_DIRECTIONS_:
A complete answer includes every line below with the word "this".

Dataset rows for apps and sites:
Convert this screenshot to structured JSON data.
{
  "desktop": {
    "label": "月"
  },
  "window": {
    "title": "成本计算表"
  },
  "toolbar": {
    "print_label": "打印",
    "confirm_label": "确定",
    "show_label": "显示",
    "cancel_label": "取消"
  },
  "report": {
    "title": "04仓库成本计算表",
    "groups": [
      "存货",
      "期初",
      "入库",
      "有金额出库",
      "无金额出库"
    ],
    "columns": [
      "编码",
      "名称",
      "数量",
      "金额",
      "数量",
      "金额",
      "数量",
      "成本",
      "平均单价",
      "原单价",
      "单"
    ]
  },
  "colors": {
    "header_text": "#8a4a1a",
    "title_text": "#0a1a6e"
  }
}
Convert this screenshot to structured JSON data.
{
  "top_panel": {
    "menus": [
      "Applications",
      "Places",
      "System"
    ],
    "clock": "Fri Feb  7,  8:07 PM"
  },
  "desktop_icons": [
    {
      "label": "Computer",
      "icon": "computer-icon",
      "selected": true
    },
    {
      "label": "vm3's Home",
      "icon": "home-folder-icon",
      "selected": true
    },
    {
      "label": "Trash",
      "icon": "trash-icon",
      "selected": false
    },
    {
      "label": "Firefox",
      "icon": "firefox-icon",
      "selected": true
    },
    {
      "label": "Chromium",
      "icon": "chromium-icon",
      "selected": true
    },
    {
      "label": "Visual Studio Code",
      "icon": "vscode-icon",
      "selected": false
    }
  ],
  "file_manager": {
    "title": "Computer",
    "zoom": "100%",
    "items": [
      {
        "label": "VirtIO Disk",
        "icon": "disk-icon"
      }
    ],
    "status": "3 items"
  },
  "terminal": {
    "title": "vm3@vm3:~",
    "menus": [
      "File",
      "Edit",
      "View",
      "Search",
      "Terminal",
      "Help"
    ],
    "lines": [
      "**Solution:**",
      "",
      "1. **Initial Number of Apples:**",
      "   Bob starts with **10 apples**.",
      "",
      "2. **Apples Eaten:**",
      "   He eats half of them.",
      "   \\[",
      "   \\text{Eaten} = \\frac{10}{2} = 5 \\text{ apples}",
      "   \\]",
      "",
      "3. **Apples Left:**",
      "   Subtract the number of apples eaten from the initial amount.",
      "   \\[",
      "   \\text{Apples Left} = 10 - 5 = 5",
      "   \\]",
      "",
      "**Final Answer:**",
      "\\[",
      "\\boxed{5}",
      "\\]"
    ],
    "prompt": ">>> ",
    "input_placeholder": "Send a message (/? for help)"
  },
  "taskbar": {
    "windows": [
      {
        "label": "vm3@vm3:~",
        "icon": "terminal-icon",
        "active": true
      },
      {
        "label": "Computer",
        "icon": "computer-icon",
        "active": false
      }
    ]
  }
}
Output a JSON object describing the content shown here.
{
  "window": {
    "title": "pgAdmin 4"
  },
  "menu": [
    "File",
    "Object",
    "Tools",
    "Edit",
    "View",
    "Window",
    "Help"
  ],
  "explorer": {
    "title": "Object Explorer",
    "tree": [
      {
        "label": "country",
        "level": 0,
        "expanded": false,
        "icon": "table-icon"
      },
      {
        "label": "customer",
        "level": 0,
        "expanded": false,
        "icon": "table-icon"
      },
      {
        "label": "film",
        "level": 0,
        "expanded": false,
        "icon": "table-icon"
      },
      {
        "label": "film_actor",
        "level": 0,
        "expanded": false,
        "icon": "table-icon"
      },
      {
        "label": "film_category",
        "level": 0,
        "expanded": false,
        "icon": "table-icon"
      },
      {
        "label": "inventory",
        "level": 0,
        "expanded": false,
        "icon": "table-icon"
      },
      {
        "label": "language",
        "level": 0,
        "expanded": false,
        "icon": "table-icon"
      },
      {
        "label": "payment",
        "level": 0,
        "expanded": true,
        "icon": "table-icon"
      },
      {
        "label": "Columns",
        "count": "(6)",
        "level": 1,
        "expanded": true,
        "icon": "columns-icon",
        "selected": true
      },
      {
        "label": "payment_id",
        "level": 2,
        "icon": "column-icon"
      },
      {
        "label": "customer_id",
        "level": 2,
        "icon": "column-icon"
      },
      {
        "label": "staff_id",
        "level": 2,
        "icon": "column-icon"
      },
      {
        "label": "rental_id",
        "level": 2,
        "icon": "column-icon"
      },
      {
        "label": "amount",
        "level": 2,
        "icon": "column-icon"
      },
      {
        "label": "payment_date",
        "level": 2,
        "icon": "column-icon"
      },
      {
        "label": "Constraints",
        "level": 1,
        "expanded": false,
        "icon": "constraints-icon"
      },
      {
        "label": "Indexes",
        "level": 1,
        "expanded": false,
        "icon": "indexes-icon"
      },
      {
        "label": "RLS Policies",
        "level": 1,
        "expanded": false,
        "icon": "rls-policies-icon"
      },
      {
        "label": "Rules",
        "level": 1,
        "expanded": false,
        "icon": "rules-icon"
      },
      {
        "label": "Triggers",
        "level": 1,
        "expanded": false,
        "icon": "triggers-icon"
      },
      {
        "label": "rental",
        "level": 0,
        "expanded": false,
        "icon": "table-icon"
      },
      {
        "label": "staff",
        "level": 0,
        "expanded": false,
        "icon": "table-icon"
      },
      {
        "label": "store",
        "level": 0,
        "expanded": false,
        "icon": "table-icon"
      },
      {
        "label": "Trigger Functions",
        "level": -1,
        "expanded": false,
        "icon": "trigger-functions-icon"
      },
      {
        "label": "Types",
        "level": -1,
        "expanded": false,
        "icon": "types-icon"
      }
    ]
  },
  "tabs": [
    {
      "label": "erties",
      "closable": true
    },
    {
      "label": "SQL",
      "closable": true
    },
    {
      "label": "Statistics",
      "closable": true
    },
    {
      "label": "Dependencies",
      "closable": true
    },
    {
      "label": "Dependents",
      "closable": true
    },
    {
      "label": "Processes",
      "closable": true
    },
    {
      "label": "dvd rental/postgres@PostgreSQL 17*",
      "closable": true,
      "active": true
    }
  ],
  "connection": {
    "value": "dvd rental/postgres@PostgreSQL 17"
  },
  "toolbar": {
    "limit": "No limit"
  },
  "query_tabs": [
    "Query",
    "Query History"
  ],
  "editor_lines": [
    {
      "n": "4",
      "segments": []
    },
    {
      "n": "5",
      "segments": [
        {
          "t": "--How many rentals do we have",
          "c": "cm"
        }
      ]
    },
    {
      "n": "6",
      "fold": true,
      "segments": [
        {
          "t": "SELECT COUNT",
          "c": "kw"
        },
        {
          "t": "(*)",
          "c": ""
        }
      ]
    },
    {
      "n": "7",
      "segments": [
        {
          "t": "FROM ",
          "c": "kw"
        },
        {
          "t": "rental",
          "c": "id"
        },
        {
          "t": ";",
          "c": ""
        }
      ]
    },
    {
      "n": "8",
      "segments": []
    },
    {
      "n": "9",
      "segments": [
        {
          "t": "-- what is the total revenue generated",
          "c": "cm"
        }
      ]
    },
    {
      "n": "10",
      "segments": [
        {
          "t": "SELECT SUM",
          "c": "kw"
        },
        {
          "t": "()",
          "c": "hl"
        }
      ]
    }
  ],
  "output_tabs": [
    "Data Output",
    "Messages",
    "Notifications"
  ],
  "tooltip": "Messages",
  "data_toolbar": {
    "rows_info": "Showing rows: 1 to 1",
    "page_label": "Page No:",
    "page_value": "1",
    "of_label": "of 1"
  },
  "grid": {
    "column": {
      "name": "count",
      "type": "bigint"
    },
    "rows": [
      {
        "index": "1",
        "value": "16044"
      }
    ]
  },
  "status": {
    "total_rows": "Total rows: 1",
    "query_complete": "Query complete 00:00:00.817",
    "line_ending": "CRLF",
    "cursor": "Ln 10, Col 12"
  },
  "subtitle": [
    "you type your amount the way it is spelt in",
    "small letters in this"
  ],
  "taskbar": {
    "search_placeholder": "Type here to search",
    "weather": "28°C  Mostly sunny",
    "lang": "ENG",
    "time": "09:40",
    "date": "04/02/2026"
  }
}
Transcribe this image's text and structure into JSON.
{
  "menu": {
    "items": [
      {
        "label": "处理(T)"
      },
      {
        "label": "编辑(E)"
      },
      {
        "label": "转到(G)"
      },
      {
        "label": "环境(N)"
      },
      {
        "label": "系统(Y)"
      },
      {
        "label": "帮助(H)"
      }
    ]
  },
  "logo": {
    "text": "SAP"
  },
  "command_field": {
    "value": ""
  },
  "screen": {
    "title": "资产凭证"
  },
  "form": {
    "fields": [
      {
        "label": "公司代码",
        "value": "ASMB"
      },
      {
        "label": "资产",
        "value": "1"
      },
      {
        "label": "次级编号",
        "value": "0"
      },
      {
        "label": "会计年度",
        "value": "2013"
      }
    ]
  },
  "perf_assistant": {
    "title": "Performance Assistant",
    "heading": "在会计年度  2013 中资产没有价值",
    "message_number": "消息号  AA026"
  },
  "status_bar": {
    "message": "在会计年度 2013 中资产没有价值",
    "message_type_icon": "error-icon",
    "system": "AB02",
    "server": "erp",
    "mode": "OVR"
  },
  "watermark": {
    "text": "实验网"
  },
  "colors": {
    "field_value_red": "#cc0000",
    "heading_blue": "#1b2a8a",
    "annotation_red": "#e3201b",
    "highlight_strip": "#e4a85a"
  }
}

_SOLUTION BELOW_:
Convert this screenshot to structured JSON data.
Convert this screenshot to structured JSON data.
    "small letters in this"
Transcribe this image's text and structure into JSON.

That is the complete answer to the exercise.